Start of GIVEN ENTRIES

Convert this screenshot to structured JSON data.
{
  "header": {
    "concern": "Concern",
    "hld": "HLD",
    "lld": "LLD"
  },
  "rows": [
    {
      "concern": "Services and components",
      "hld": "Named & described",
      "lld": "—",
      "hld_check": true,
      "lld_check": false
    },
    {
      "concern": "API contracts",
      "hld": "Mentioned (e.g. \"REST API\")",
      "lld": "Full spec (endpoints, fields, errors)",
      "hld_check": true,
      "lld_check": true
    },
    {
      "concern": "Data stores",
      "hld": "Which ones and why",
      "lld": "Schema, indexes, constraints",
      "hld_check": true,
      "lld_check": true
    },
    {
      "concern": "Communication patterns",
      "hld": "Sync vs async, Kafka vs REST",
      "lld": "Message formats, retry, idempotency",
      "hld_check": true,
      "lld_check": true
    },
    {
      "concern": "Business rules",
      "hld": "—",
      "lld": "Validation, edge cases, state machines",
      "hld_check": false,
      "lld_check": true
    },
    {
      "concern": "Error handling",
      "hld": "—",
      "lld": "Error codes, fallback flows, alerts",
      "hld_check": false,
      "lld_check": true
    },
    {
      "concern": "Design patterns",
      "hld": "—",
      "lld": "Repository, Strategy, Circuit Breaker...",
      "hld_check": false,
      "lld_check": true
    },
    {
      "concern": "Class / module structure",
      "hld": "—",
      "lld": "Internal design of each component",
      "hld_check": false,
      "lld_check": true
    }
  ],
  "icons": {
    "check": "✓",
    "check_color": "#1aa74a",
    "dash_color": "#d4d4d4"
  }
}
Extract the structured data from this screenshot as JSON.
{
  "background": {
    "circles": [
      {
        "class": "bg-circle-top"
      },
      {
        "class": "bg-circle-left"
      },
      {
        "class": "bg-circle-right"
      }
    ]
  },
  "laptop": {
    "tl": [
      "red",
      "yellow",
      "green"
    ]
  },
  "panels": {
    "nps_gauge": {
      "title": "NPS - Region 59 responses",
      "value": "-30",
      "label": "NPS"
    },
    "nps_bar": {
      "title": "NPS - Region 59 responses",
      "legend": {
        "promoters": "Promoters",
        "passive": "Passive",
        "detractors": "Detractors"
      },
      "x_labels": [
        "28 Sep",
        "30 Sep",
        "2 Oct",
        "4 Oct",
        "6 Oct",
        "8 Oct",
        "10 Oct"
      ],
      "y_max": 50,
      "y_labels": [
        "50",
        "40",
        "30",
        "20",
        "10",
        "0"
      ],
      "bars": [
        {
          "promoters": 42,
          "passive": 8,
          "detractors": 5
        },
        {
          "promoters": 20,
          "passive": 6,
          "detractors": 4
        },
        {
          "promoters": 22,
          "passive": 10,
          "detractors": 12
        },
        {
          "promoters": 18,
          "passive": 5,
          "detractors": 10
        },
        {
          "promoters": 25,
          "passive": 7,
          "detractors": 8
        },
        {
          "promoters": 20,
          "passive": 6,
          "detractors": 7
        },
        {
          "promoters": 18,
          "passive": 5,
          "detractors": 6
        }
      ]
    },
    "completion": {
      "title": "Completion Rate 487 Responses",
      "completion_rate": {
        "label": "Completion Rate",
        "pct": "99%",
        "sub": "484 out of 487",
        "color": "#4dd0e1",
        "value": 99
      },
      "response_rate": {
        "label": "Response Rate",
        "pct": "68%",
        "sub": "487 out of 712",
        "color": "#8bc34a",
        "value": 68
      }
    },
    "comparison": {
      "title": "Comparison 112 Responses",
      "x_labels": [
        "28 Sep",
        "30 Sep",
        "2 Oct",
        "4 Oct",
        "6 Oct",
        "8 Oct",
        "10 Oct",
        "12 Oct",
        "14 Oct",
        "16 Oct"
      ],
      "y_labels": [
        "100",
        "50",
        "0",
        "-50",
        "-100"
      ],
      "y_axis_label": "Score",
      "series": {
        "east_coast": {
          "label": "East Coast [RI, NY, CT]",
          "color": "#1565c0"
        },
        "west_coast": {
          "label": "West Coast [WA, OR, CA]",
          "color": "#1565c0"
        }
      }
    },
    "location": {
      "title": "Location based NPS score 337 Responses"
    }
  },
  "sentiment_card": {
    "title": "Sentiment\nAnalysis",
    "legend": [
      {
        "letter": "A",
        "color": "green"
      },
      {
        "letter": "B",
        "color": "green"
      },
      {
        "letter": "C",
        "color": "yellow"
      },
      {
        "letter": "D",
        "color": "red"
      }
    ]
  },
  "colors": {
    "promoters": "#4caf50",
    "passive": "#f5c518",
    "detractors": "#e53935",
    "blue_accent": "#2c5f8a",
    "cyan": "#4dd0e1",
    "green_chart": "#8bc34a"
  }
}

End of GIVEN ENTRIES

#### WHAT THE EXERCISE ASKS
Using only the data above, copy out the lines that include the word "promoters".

#### RESPONSE
        "promoters": "Promoters",
          "promoters": 42,
          "promoters": 20,
          "promoters": 22,
          "promoters": 18,
          "promoters": 25,
          "promoters": 20,
          "promoters": 18,
    "promoters": "#4caf50",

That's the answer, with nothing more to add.